**Task prompt**
Although the records contain pictures, only their text should be set down, exactly as written.

▬▬▬▬▬▬▬▬▬▬

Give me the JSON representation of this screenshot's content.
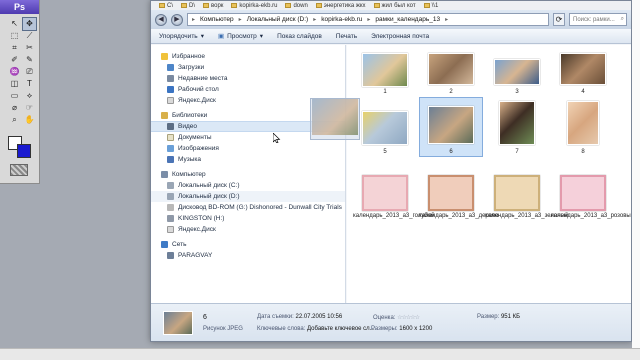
{
  "photoshop": {
    "logo": "Ps",
    "tools": [
      "↖",
      "✥",
      "⬚",
      "⟋",
      "⌗",
      "✂",
      "✐",
      "✎",
      "♒",
      "⎚",
      "◫",
      "T",
      "▭",
      "⟡",
      "⌀",
      "☞",
      "⌕",
      "✋"
    ]
  },
  "bookmarks": [
    {
      "label": "C\\"
    },
    {
      "label": "D\\"
    },
    {
      "label": "ворк"
    },
    {
      "label": "kopirka-ekb.ru"
    },
    {
      "label": "down"
    },
    {
      "label": "энергетика жкх"
    },
    {
      "label": "жил был кот"
    },
    {
      "label": "\\\\1"
    }
  ],
  "address": {
    "crumbs": [
      "Компьютер",
      "Локальный диск (D:)",
      "kopirka-ekb.ru",
      "рамки_календарь_13"
    ],
    "search_placeholder": "Поиск: рамки..."
  },
  "command_bar": {
    "organize": "Упорядочить",
    "view": "Просмотр",
    "slideshow": "Показ слайдов",
    "print": "Печать",
    "email": "Электронная почта"
  },
  "nav": {
    "favorites": {
      "label": "Избранное",
      "items": [
        "Загрузки",
        "Недавние места",
        "Рабочий стол",
        "Яндекс.Диск"
      ]
    },
    "libraries": {
      "label": "Библиотеки",
      "items": [
        "Видео",
        "Документы",
        "Изображения",
        "Музыка"
      ]
    },
    "computer": {
      "label": "Компьютер",
      "items": [
        "Локальный диск (C:)",
        "Локальный диск (D:)",
        "Дисковод BD-ROM (G:) Dishonored - Dunwall City Trials",
        "KINGSTON (H:)",
        "Яндекс.Диск"
      ]
    },
    "network": {
      "label": "Сеть",
      "items": [
        "PARAGVAY"
      ]
    }
  },
  "files": [
    {
      "name": "1"
    },
    {
      "name": "2"
    },
    {
      "name": "3"
    },
    {
      "name": "4"
    },
    {
      "name": "5"
    },
    {
      "name": "6"
    },
    {
      "name": "7"
    },
    {
      "name": "8"
    },
    {
      "name": "календарь_2013_а3_голубой"
    },
    {
      "name": "календарь_2013_а3_дерево"
    },
    {
      "name": "календарь_2013_а3_зеленый"
    },
    {
      "name": "календарь_2013_а3_розовый"
    }
  ],
  "details": {
    "name": "6",
    "type": "Рисунок JPEG",
    "date_label": "Дата съемки:",
    "date_value": "22.07.2005 10:56",
    "keywords_label": "Ключевые слова:",
    "keywords_value": "Добавьте ключевое сл...",
    "rating_label": "Оценка:",
    "rating_value": "☆☆☆☆☆",
    "size_label": "Размер:",
    "size_value": "951 КБ",
    "dims_label": "Размеры:",
    "dims_value": "1600 x 1200"
  }
}
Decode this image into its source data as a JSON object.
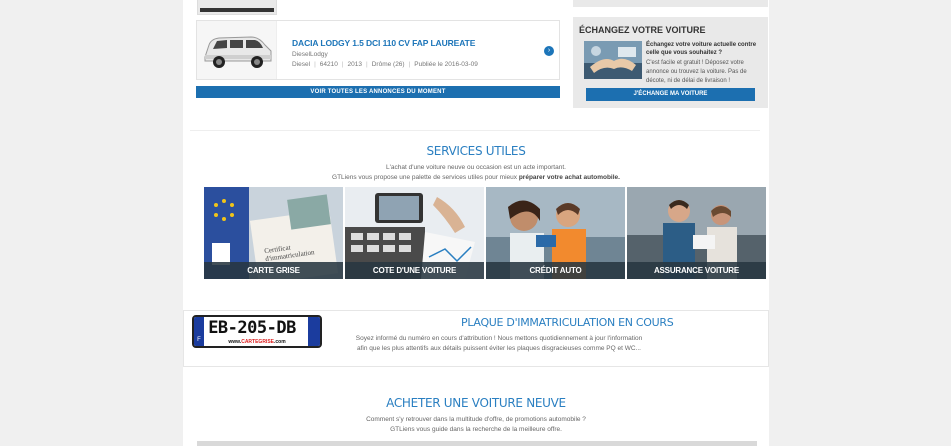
{
  "listing": {
    "title": "DACIA LODGY 1.5 DCI 110 CV FAP LAUREATE",
    "subtitle": "DieselLodgy",
    "fuel": "Diesel",
    "km": "64210",
    "year": "2013",
    "location": "Drôme (26)",
    "published": "Publiée le 2016-03-09",
    "go_icon": "›"
  },
  "all_listings_button": "VOIR TOUTES LES ANNONCES DU MOMENT",
  "exchange": {
    "heading": "ÉCHANGEZ VOTRE VOITURE",
    "question": "Échangez votre voiture actuelle contre celle que vous souhaitez ?",
    "description": "C'est facile et gratuit ! Déposez votre annonce ou trouvez la voiture. Pas de décote, ni de délai de livraison !",
    "button": "J'ÉCHANGE MA VOITURE"
  },
  "services": {
    "title": "SERVICES UTILES",
    "line1": "L'achat d'une voiture neuve ou occasion est un acte important.",
    "line2_prefix": "GTLiens vous propose une palette de services utiles pour mieux ",
    "line2_bold": "préparer votre achat automobile.",
    "tiles": [
      {
        "label": "CARTE GRISE"
      },
      {
        "label": "COTE D'UNE VOITURE"
      },
      {
        "label": "CRÉDIT AUTO"
      },
      {
        "label": "ASSURANCE VOITURE"
      }
    ]
  },
  "plate": {
    "registration": "EB-205-DB",
    "country": "F",
    "website_prefix": "www.",
    "website_brand": "CARTEGRISE",
    "website_suffix": ".com",
    "title": "PLAQUE D'IMMATRICULATION EN COURS",
    "line1": "Soyez informé du numéro en cours d'attribution ! Nous mettons quotidiennement à jour l'information",
    "line2": "afin que les plus attentifs aux détails puissent éviter les plaques disgracieuses comme PQ et WC..."
  },
  "buy": {
    "title": "ACHETER UNE VOITURE NEUVE",
    "line1": "Comment s'y retrouver dans la multitude d'offre, de promotions automobile ?",
    "line2": "GTLiens vous guide dans la recherche de la meilleure offre."
  }
}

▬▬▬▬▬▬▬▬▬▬

**Task response**
Give me the JSON representation of this screenshot's content.
{
  "photoshop": {
    "logo": "Ps",
    "tools": [
      "↖",
      "✥",
      "⬚",
      "⟋",
      "⌗",
      "✂",
      "✐",
      "✎",
      "♒",
      "⎚",
      "◫",
      "T",
      "▭",
      "⟡",
      "⌀",
      "☞",
      "⌕",
      "✋"
    ]
  },
  "bookmarks": [
    {
      "label": "C\\"
    },
    {
      "label": "D\\"
    },
    {
      "label": "ворк"
    },
    {
      "label": "kopirka-ekb.ru"
    },
    {
      "label": "down"
    },
    {
      "label": "энергетика жкх"
    },
    {
      "label": "жил был кот"
    },
    {
      "label": "\\\\1"
    }
  ],
  "address": {
    "crumbs": [
      "Компьютер",
      "Локальный диск (D:)",
      "kopirka-ekb.ru",
      "рамки_календарь_13"
    ],
    "search_placeholder": "Поиск: рамки..."
  },
  "command_bar": {
    "organize": "Упорядочить",
    "view": "Просмотр",
    "slideshow": "Показ слайдов",
    "print": "Печать",
    "email": "Электронная почта"
  },
  "nav": {
    "favorites": {
      "label": "Избранное",
      "items": [
        "Загрузки",
        "Недавние места",
        "Рабочий стол",
        "Яндекс.Диск"
      ]
    },
    "libraries": {
      "label": "Библиотеки",
      "items": [
        "Видео",
        "Документы",
        "Изображения",
        "Музыка"
      ]
    },
    "computer": {
      "label": "Компьютер",
      "items": [
        "Локальный диск (C:)",
        "Локальный диск (D:)",
        "Дисковод BD-ROM (G:) Dishonored - Dunwall City Trials",
        "KINGSTON (H:)",
        "Яндекс.Диск"
      ]
    },
    "network": {
      "label": "Сеть",
      "items": [
        "PARAGVAY"
      ]
    }
  },
  "files": [
    {
      "name": "1"
    },
    {
      "name": "2"
    },
    {
      "name": "3"
    },
    {
      "name": "4"
    },
    {
      "name": "5"
    },
    {
      "name": "6"
    },
    {
      "name": "7"
    },
    {
      "name": "8"
    },
    {
      "name": "календарь_2013_а3_голубой"
    },
    {
      "name": "календарь_2013_а3_дерево"
    },
    {
      "name": "календарь_2013_а3_зеленый"
    },
    {
      "name": "календарь_2013_а3_розовый"
    }
  ],
  "details": {
    "name": "6",
    "type": "Рисунок JPEG",
    "date_label": "Дата съемки:",
    "date_value": "22.07.2005 10:56",
    "keywords_label": "Ключевые слова:",
    "keywords_value": "Добавьте ключевое сл...",
    "rating_label": "Оценка:",
    "rating_value": "☆☆☆☆☆",
    "size_label": "Размер:",
    "size_value": "951 КБ",
    "dims_label": "Размеры:",
    "dims_value": "1600 x 1200"
  }
}
Decode this image into its source data as a JSON object.
{
  "listing": {
    "title": "DACIA LODGY 1.5 DCI 110 CV FAP LAUREATE",
    "subtitle": "DieselLodgy",
    "fuel": "Diesel",
    "km": "64210",
    "year": "2013",
    "location": "Drôme (26)",
    "published": "Publiée le 2016-03-09",
    "go_icon": "›"
  },
  "all_listings_button": "VOIR TOUTES LES ANNONCES DU MOMENT",
  "exchange": {
    "heading": "ÉCHANGEZ VOTRE VOITURE",
    "question": "Échangez votre voiture actuelle contre celle que vous souhaitez ?",
    "description": "C'est facile et gratuit ! Déposez votre annonce ou trouvez la voiture. Pas de décote, ni de délai de livraison !",
    "button": "J'ÉCHANGE MA VOITURE"
  },
  "services": {
    "title": "SERVICES UTILES",
    "line1": "L'achat d'une voiture neuve ou occasion est un acte important.",
    "line2_prefix": "GTLiens vous propose une palette de services utiles pour mieux ",
    "line2_bold": "préparer votre achat automobile.",
    "tiles": [
      {
        "label": "CARTE GRISE"
      },
      {
        "label": "COTE D'UNE VOITURE"
      },
      {
        "label": "CRÉDIT AUTO"
      },
      {
        "label": "ASSURANCE VOITURE"
      }
    ]
  },
  "plate": {
    "registration": "EB-205-DB",
    "country": "F",
    "website_prefix": "www.",
    "website_brand": "CARTEGRISE",
    "website_suffix": ".com",
    "title": "PLAQUE D'IMMATRICULATION EN COURS",
    "line1": "Soyez informé du numéro en cours d'attribution ! Nous mettons quotidiennement à jour l'information",
    "line2": "afin que les plus attentifs aux détails puissent éviter les plaques disgracieuses comme PQ et WC..."
  },
  "buy": {
    "title": "ACHETER UNE VOITURE NEUVE",
    "line1": "Comment s'y retrouver dans la multitude d'offre, de promotions automobile ?",
    "line2": "GTLiens vous guide dans la recherche de la meilleure offre."
  }
}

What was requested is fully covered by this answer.